→ What the exercise asks:
Report every line in the listing that contains the string "label".

→ Dataset:
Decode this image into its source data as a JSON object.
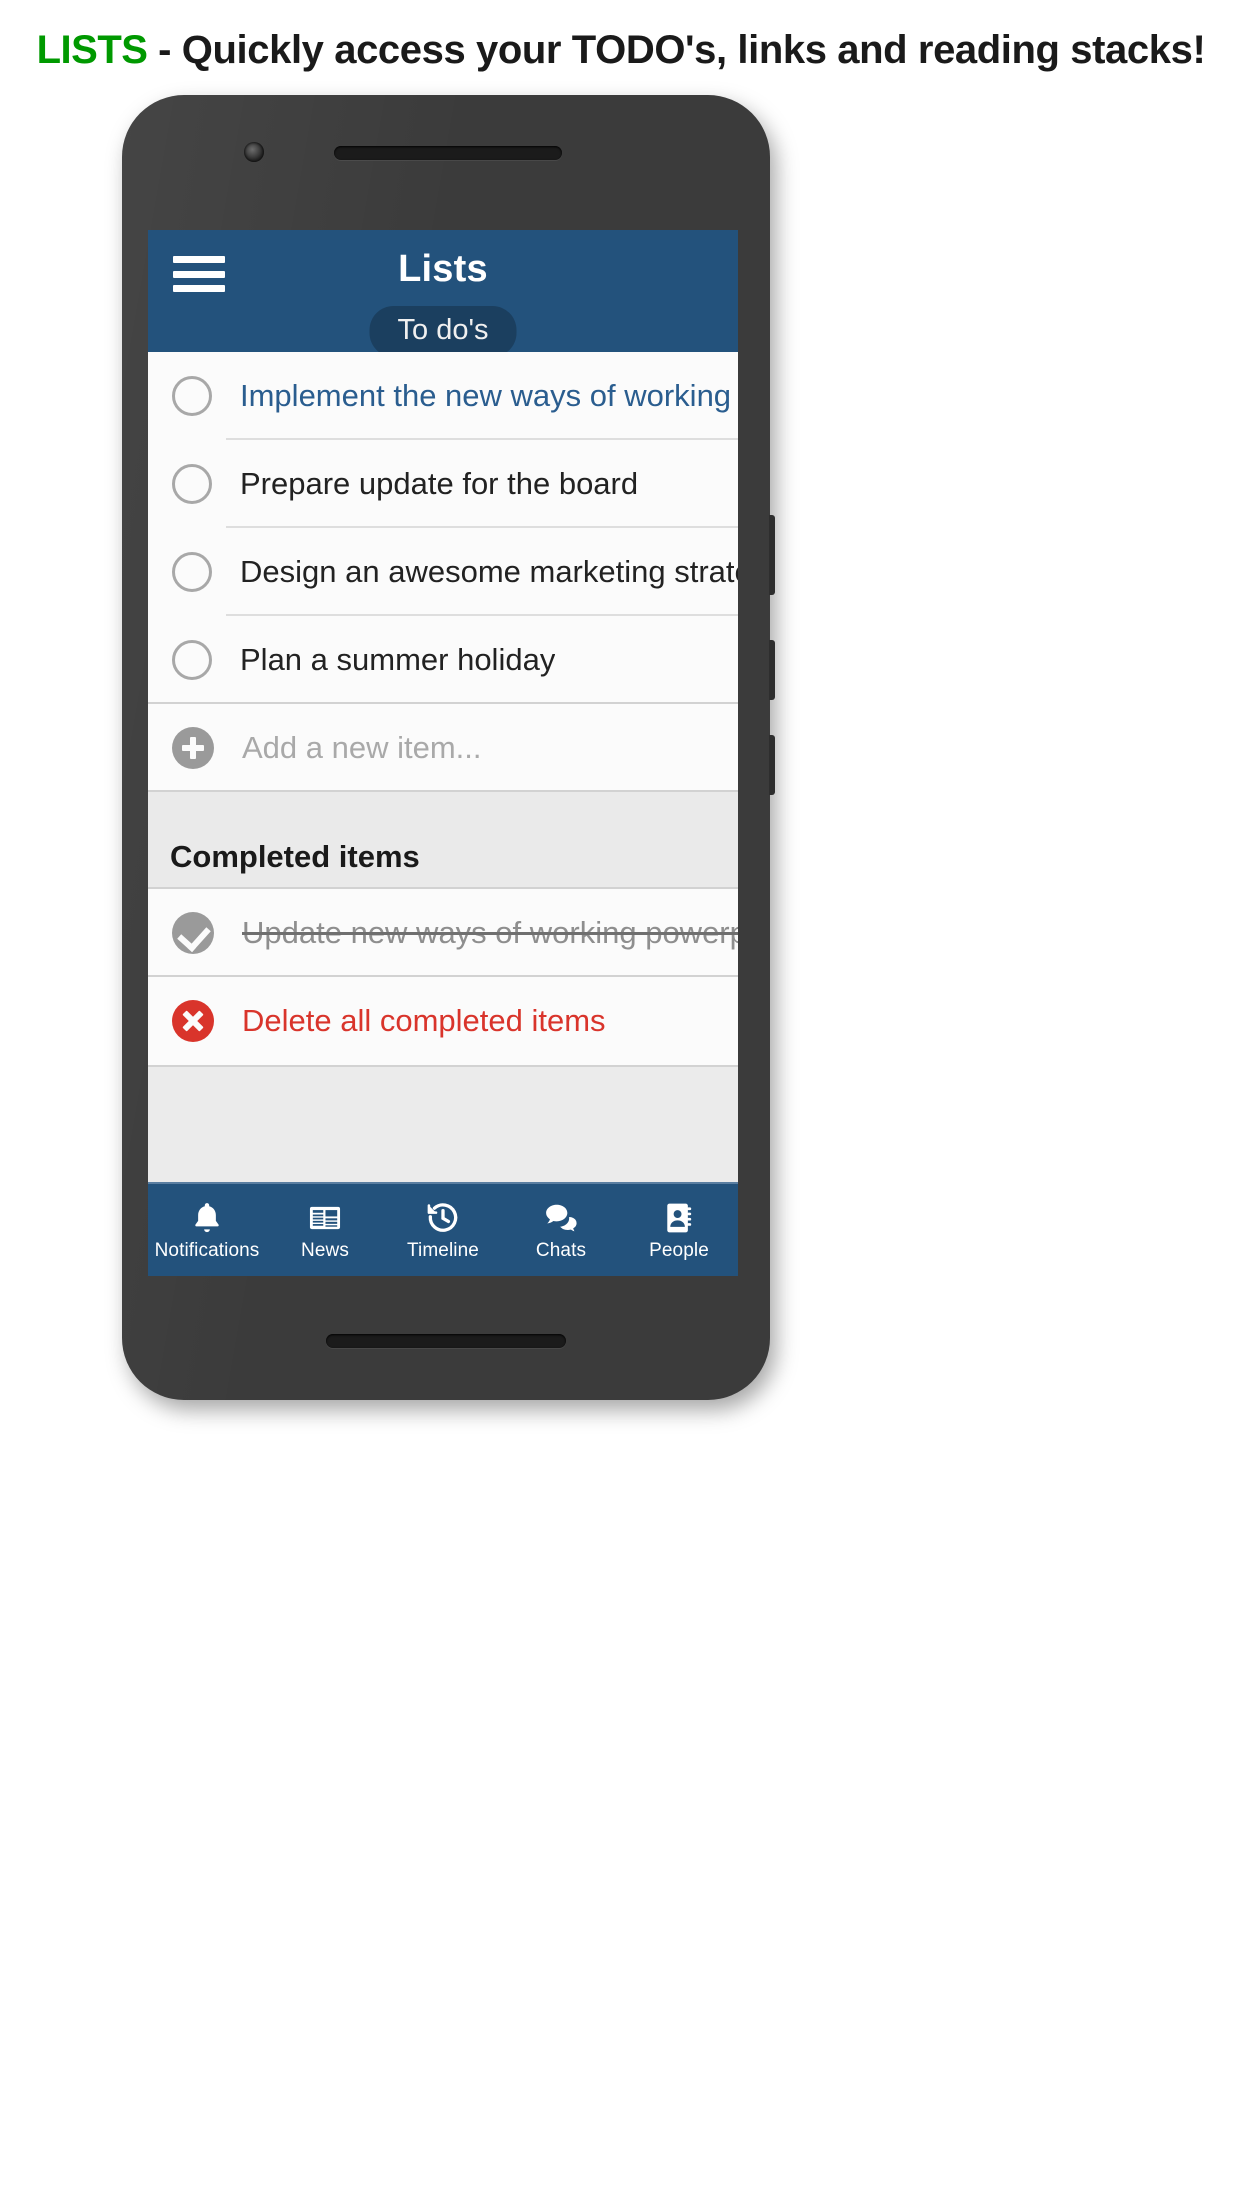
{
  "caption": {
    "highlight": "LISTS",
    "rest": " - Quickly access your TODO's, links and reading stacks!",
    "highlight_color": "#009900"
  },
  "app": {
    "accent_color": "#23527c",
    "appbar": {
      "menu_icon": "hamburger-menu-icon",
      "title": "Lists",
      "list_selector": "To do's"
    },
    "todo_items": [
      {
        "label": "Implement the new ways of working program",
        "checked": false,
        "is_link": true
      },
      {
        "label": "Prepare update for the board",
        "checked": false,
        "is_link": false
      },
      {
        "label": "Design an awesome marketing strategy",
        "checked": false,
        "is_link": false
      },
      {
        "label": "Plan a summer holiday",
        "checked": false,
        "is_link": false
      }
    ],
    "add_row": {
      "icon": "plus-circle-icon",
      "placeholder": "Add a new item..."
    },
    "completed_section": {
      "title": "Completed items",
      "items": [
        {
          "label": "Update new ways of working powerpoint",
          "checked": true
        }
      ],
      "delete_all": {
        "icon": "x-circle-icon",
        "label": "Delete all completed items",
        "color": "#d9342b"
      }
    },
    "tabs": [
      {
        "label": "Notifications",
        "icon": "bell-icon"
      },
      {
        "label": "News",
        "icon": "newspaper-icon"
      },
      {
        "label": "Timeline",
        "icon": "history-clock-icon"
      },
      {
        "label": "Chats",
        "icon": "chat-bubbles-icon"
      },
      {
        "label": "People",
        "icon": "address-book-icon"
      }
    ]
  }
}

→ Solution to the problem:
        "label": "Implement the new ways of working program",
        "label": "Prepare update for the board",
        "label": "Design an awesome marketing strategy",
        "label": "Plan a summer holiday",
          "label": "Update new ways of working powerpoint",
        "label": "Delete all completed items",
        "label": "Notifications",
        "label": "News",
        "label": "Timeline",
        "label": "Chats",
        "label": "People",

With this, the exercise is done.